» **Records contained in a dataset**
----

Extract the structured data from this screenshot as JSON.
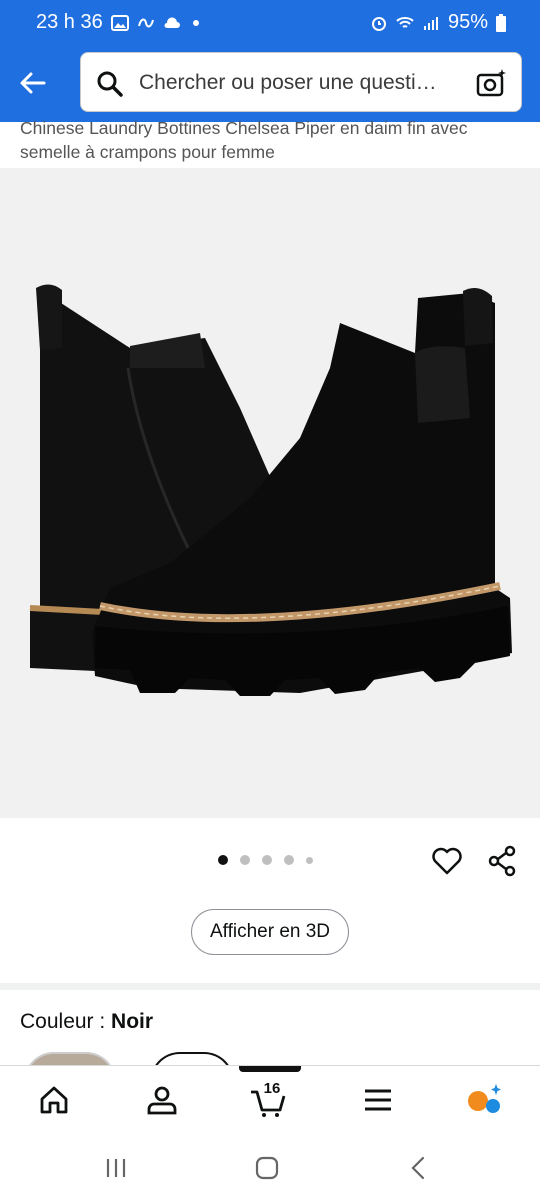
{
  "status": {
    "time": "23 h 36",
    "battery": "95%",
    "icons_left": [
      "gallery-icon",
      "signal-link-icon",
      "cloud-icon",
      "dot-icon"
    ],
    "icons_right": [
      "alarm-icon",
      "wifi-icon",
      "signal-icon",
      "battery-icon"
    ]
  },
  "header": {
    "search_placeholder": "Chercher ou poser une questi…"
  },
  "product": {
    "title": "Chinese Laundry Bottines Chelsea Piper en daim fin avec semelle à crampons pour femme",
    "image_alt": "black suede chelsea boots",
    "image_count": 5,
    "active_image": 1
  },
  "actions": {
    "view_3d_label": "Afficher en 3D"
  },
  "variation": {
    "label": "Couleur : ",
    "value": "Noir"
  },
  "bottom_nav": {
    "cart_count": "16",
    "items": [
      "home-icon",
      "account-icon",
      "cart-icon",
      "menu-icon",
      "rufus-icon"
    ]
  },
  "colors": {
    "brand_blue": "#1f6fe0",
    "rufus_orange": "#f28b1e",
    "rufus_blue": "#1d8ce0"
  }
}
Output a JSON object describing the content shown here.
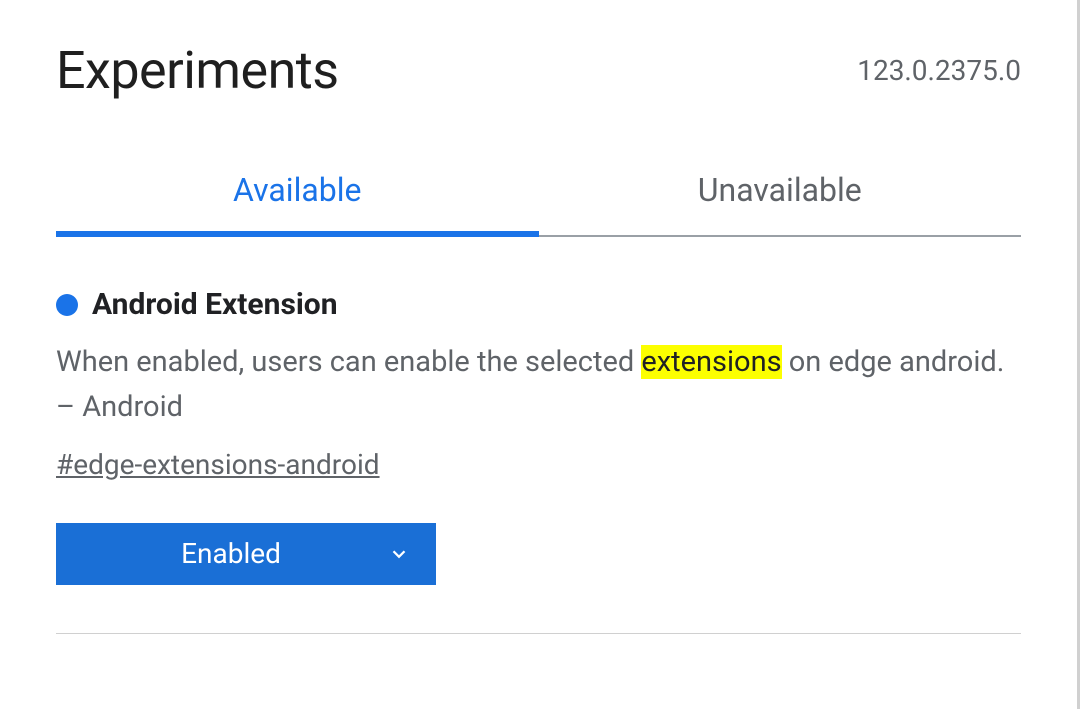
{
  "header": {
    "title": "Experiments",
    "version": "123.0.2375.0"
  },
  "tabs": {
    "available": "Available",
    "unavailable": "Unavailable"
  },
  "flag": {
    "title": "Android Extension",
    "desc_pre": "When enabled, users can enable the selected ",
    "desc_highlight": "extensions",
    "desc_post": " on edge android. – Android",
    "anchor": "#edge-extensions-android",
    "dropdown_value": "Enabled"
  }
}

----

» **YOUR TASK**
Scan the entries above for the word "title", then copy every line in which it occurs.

» **ANSWER SECTION**
    "title": "Chinese Laundry Bottines Chelsea Piper en daim fin avec semelle à crampons pour femme",
    "title": "Experiments",
    "title": "Android Extension",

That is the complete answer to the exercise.